▶ _To do_
From the entries below, return every line that includes the word "this".

═════ Records provided

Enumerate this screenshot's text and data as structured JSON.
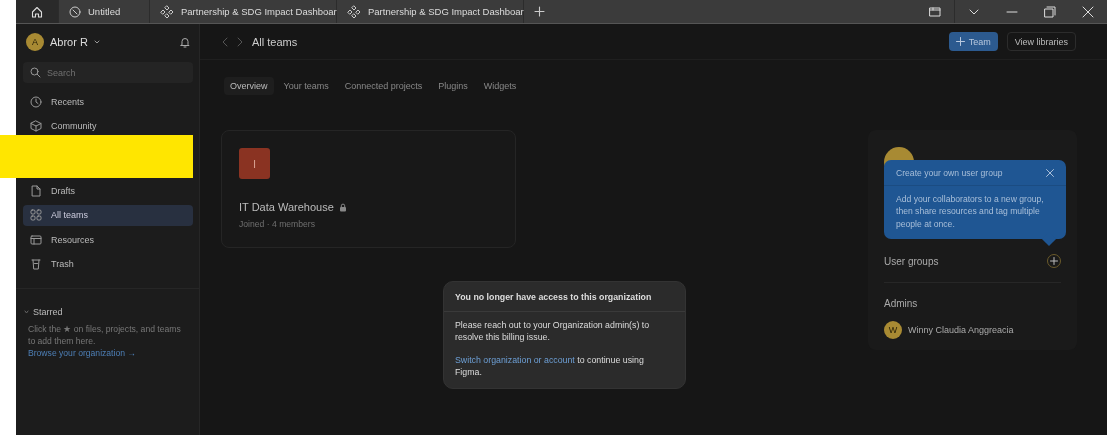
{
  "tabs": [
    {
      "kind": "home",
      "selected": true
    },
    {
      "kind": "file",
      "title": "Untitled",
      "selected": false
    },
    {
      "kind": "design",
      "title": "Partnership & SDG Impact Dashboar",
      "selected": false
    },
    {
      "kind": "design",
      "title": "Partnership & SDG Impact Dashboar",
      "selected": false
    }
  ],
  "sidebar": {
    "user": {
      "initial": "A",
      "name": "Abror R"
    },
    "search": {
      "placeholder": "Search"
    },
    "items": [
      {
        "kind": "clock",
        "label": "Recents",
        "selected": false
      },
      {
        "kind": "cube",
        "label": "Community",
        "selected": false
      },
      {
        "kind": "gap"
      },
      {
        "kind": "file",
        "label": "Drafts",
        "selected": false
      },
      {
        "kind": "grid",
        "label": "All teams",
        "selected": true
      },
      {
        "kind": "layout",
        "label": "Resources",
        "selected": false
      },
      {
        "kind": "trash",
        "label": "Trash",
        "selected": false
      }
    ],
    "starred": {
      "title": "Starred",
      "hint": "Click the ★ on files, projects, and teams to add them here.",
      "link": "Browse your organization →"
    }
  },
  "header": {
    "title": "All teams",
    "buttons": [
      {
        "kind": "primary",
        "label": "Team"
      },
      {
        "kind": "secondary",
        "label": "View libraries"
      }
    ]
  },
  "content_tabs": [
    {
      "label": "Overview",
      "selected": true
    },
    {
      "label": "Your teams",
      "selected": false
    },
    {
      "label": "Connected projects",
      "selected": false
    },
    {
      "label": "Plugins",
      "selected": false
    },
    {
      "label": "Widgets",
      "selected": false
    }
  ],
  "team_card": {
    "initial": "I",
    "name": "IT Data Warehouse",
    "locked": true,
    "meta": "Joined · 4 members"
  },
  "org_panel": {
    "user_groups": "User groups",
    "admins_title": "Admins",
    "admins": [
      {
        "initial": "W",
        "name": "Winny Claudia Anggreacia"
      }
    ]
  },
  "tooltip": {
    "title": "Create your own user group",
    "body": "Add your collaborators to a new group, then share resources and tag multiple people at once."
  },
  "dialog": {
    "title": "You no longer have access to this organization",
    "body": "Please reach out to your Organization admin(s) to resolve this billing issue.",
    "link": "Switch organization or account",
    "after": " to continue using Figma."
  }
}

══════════
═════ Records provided

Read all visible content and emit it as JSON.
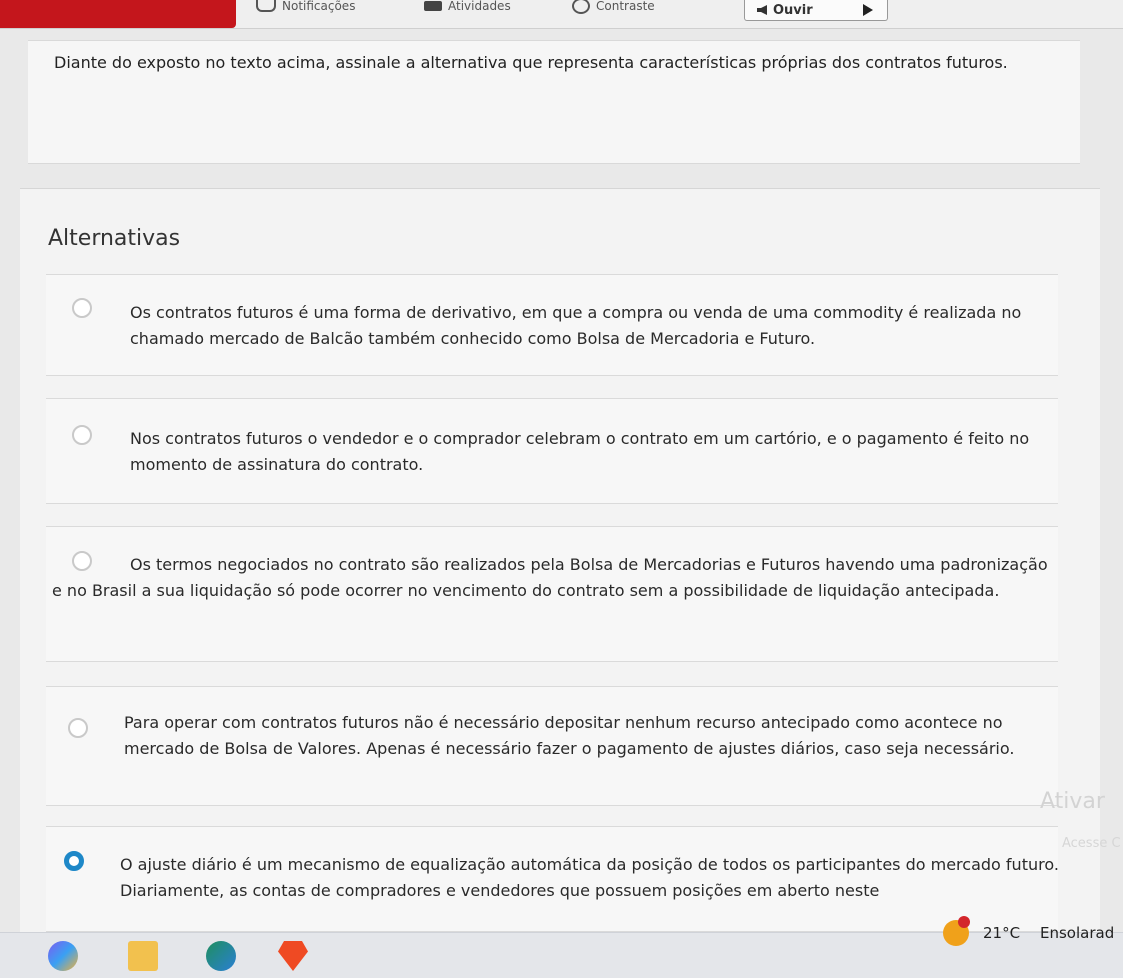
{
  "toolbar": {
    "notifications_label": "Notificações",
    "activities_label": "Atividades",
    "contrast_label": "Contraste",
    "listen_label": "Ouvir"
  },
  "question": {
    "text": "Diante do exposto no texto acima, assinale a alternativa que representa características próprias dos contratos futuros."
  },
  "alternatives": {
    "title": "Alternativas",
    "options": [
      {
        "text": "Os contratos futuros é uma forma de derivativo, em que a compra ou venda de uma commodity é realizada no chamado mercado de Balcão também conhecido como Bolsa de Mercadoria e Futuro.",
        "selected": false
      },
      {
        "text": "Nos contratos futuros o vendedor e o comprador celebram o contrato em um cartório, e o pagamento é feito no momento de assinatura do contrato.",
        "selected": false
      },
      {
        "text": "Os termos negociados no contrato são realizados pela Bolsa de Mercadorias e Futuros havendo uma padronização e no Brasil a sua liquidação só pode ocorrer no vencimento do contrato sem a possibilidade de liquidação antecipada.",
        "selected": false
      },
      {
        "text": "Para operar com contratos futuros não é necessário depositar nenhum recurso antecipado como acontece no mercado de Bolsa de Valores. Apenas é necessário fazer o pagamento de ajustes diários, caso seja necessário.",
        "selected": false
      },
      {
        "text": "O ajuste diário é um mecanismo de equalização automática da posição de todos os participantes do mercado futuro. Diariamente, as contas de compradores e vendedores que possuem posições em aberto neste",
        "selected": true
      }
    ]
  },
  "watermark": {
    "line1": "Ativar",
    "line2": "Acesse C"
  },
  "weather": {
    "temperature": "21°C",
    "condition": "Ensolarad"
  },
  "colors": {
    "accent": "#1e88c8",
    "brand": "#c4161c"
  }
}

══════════

▶ _Expected answer_
Enumerate this screenshot's text and data as structured JSON.
    "title": "You no longer have access to this organization",
    "body": "Please reach out to your Organization admin(s) to resolve this billing issue.",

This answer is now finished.